This page is designed to inform you how to solve a neighbor dispute via the court system. It is strongly advised that you attempt all avenues of addressing the problem before continuing. Skipping steps in this process will result in being unprepared for court or being referred back to the beginning. Therefore, you should follow these steps in order to maximize effectiveness. Please watch the following video for an overview.
Maintain an activity log on a word processing program or on a notepad. The log should include any activity that "deprives you of the quiet use and enjoyment of your property, or causes you any emotional or mental distress." Your log should include dates and times, plus a description of the activities that disturbed you, and how you suffered as a result.
Write a letter to the property owner letting him/her know that if no action is taken within 10 business days, you or the neighborhood group will collectively sue him/her in Small Claims Court for maintaining a Public Nuisance. Send the letter certified mail with a return receipt requested. If the property owner does not act, then you may proceed with your small claims lawsuit.
Everyone in your neighborhood group must individually file a claim which may be collectively heard in court. Children under the age of 18 may sue by using their parents as their legal guardian. Contact the Small Claims Court clerk and advise them of your intent to file with the number of people involved. Pick up the forms necessary to file the suit from the clerk. Also, ask about a Small Claims Court Advisor who may be available to assist you free of charge.
Each person must fill out a Plaintiff's Statement Form. You must sue each person listed as the legal owner on the property deed. You can sue for the maximum amount allowed in Small Claims Court. An individual cannot ask for more than $10,000 in a claim. Corporations and other entities (like, government entities) cannot ask for more than $5,000. You can file as many claims as you want for up to $2,500 each, but you can only file 2 claims in a calendar year that ask for more than $2,500.
Return all of the Plaintiff's Statement forms to the Small Claims Court clerk. Ask the clerk to schedule the same court date and time for all claims. Bring a self addressed, stamped envelope for each claim. You should receive the service copies with the court date in approximately one week. To determine the cost to file a claim in Small Claims Court, refer to the fee schedule here.

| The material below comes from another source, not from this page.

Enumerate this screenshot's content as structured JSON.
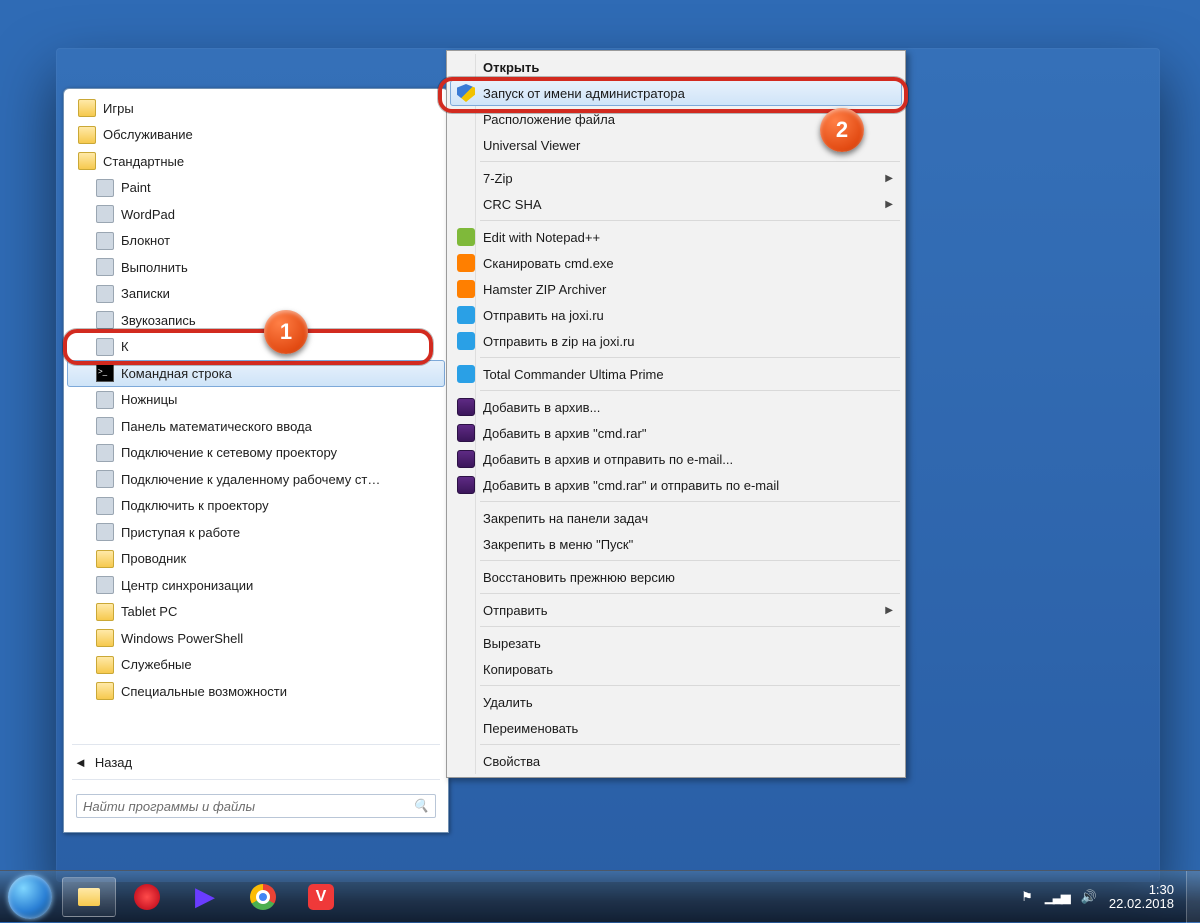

When the forms are complete, a copy must be served on the person, people, or corporation you are suing. This is called "service of process." It is important to know the paperwork which must be completed for proper service, so speak with an Small Claims Court advisor for details. For a small fee, the Small Claims Court will mail your summons to the property owner by certified mail, but personal service is recommended. Someone not involved in your suit can serve the property owner, or you can hire a process server.